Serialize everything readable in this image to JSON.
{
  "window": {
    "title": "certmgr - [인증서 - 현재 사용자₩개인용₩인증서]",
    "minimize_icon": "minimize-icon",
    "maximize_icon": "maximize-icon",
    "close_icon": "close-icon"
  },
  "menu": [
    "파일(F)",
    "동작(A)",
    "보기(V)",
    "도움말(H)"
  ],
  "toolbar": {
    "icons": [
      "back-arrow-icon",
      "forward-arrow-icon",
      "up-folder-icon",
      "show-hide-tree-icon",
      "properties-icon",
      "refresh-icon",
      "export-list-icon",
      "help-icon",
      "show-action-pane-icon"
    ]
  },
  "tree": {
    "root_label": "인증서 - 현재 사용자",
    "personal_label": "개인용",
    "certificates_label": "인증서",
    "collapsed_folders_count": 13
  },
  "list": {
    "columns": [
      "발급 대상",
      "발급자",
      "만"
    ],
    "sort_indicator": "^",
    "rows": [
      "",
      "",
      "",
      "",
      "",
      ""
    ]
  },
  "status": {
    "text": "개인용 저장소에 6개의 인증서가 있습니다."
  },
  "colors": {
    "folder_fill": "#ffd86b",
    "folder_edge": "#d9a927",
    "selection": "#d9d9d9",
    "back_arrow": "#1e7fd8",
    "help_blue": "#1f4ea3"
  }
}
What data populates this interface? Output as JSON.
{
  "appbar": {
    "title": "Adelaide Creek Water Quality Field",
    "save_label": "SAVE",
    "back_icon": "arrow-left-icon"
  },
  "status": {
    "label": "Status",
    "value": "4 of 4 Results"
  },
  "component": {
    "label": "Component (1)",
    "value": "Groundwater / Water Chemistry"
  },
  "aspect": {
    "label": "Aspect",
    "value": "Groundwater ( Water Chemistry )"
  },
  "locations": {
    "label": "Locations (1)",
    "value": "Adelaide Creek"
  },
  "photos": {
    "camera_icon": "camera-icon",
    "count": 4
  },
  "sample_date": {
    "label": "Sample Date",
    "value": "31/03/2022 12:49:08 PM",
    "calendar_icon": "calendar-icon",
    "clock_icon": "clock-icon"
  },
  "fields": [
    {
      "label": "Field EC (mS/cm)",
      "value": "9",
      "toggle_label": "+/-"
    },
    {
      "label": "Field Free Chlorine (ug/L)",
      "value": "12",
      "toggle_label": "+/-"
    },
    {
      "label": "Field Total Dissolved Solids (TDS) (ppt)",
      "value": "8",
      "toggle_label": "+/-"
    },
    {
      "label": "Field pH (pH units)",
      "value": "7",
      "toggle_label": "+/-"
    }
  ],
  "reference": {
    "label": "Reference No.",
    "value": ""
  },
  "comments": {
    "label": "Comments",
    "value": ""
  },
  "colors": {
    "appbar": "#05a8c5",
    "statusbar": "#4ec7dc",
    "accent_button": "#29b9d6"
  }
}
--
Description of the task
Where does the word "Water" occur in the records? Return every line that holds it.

Solved exercise
    "title": "Adelaide Creek Water Quality Field",
    "value": "Groundwater / Water Chemistry"
    "value": "Groundwater ( Water Chemistry )"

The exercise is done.